WHAT TO PRODUCE —
In the listing below, count every line that contains "Scorecard". Give nothing but the number.

EXTRACTED INFORMATION —
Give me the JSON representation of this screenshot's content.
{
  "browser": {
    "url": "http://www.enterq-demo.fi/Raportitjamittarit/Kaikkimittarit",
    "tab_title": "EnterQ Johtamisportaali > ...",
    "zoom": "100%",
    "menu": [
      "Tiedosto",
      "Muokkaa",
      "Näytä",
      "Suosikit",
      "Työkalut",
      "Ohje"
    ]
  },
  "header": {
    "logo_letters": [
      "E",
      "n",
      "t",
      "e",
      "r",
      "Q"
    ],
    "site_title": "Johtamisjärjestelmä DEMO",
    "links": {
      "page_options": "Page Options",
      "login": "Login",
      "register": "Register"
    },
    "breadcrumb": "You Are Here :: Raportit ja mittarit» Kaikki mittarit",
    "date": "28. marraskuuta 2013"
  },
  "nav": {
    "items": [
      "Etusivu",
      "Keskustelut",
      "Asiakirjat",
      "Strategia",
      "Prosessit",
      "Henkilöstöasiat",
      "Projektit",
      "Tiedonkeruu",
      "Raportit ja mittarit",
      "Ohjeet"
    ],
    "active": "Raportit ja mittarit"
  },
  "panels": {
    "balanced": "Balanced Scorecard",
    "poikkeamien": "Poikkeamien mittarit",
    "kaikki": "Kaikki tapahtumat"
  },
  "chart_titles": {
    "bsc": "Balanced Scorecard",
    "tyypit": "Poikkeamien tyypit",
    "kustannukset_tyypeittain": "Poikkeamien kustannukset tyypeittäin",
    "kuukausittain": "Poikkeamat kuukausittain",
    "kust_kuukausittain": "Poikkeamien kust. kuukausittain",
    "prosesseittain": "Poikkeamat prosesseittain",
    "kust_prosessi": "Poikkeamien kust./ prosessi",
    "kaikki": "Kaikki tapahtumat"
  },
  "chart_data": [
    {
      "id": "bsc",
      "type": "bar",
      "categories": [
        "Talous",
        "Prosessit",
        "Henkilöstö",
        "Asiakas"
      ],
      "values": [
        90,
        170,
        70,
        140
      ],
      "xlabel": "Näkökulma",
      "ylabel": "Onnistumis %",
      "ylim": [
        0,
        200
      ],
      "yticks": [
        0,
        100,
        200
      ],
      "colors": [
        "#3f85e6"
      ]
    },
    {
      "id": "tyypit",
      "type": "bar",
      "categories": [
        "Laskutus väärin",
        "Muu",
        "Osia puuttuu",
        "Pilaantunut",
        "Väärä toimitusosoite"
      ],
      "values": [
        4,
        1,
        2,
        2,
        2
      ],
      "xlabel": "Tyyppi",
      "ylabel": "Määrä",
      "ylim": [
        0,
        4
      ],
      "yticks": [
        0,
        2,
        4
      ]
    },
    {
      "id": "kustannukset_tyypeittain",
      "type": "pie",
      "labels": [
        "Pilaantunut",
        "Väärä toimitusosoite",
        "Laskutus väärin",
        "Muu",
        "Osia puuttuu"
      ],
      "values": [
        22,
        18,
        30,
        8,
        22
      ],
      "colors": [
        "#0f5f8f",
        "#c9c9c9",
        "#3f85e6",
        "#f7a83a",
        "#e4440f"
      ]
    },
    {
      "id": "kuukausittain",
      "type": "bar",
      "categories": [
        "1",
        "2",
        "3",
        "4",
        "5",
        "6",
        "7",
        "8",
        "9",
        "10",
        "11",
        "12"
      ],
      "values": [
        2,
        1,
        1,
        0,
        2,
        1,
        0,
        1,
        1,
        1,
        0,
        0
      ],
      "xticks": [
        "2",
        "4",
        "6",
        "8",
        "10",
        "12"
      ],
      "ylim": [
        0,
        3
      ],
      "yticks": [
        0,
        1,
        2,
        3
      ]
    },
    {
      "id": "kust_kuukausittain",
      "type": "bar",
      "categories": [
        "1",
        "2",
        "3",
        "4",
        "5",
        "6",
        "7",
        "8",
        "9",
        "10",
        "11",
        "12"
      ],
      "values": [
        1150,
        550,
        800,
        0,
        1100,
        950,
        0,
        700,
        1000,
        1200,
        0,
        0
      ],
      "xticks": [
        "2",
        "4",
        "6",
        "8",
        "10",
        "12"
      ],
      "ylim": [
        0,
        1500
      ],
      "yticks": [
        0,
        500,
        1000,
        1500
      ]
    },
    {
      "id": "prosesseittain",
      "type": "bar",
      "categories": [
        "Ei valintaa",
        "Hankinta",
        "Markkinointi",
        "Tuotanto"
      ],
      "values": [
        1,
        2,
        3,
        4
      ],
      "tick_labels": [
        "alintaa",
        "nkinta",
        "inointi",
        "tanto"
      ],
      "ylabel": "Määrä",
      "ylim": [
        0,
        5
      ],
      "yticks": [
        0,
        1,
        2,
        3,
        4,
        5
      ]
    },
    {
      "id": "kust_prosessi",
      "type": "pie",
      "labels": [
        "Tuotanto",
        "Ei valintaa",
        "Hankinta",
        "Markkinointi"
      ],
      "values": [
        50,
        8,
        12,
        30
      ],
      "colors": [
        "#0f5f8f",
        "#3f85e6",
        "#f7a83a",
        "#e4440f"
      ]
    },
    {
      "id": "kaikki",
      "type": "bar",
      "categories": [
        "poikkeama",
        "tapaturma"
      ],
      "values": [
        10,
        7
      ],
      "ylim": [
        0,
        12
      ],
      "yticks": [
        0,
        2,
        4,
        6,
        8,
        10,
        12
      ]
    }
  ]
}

WRITTEN RESPONSE —
2